See that little keyboard stamp in the picture above? That stamp ranks as one of the hardest working tools in my studio. I first bought the stamp as a tool to help a dyslexic student, but it soon expanded to be used across the board for beginning and elementary students.
So – a little background here – I used to be much more purist in my teaching style. I would never (!) give away starting hand positions without a student figuring it out for himself first. I was afraid of the student being bound to hand position placements and not able to navigate the entire keyboard and staff. I was also wanted the student to know how to figure out hand positions for themselves. Well, of course I’ve been teaching for a few years now (about 22) and have realized that sometimes you just need things to work. You need for a kid to be able to play the piece at home and not have anxiety about where to put his hands. We all have students that have practiced a piece for an entire week in a completely wrong place on the piano (I just call it an exercise in transposing and move on – haha). Once I started using the stamp more, I realized that students (and parents) were much more confident in beginning new pieces. They actually did not become reliant on the stamp to tell them where to start, but rather it supported their ability to navigate the staff and keyboard on their own. I do not use the stamp on every piece, but I definitely use it now when I can tell a student may have trouble at home.

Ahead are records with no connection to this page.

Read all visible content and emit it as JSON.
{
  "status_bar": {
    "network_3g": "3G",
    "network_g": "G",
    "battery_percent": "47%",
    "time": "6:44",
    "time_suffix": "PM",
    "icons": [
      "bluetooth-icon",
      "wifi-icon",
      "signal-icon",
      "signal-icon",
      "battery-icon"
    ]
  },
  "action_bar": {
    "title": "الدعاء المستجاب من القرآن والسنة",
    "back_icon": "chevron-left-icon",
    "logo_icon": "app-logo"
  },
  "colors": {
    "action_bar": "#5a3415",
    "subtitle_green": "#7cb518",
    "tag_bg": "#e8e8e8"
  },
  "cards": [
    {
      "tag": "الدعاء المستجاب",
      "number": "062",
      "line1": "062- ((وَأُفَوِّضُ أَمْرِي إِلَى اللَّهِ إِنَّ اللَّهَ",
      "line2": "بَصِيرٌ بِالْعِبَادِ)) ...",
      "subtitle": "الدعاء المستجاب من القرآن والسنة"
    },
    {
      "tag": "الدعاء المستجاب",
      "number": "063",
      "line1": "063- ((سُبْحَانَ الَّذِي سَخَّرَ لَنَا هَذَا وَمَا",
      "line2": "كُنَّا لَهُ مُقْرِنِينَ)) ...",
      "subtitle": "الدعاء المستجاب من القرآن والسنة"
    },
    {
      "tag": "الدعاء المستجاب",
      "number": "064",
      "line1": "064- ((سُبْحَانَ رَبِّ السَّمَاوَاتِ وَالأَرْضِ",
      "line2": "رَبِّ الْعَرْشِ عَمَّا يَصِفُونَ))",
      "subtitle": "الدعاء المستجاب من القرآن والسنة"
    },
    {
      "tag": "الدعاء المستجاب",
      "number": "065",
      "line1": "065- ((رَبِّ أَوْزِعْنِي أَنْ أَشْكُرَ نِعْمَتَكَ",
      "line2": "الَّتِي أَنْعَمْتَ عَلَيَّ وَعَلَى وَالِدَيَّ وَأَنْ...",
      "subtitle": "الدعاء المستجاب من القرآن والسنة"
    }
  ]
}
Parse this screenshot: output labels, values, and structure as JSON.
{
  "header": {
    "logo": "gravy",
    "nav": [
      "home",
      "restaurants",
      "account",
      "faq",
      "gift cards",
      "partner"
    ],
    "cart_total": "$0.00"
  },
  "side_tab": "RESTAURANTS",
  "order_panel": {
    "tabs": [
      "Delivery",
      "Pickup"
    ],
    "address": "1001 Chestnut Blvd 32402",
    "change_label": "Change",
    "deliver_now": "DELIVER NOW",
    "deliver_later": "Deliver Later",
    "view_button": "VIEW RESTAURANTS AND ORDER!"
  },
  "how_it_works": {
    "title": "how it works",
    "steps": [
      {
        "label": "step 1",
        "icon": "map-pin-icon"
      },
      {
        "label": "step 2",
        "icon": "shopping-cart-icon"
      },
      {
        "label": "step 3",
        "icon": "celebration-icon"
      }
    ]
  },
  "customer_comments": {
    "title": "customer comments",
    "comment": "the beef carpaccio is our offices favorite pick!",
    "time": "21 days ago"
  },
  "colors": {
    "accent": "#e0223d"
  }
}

My purist attitude has gone by the wayside in favor of the more pragmatic attitude of “let’s get this done!”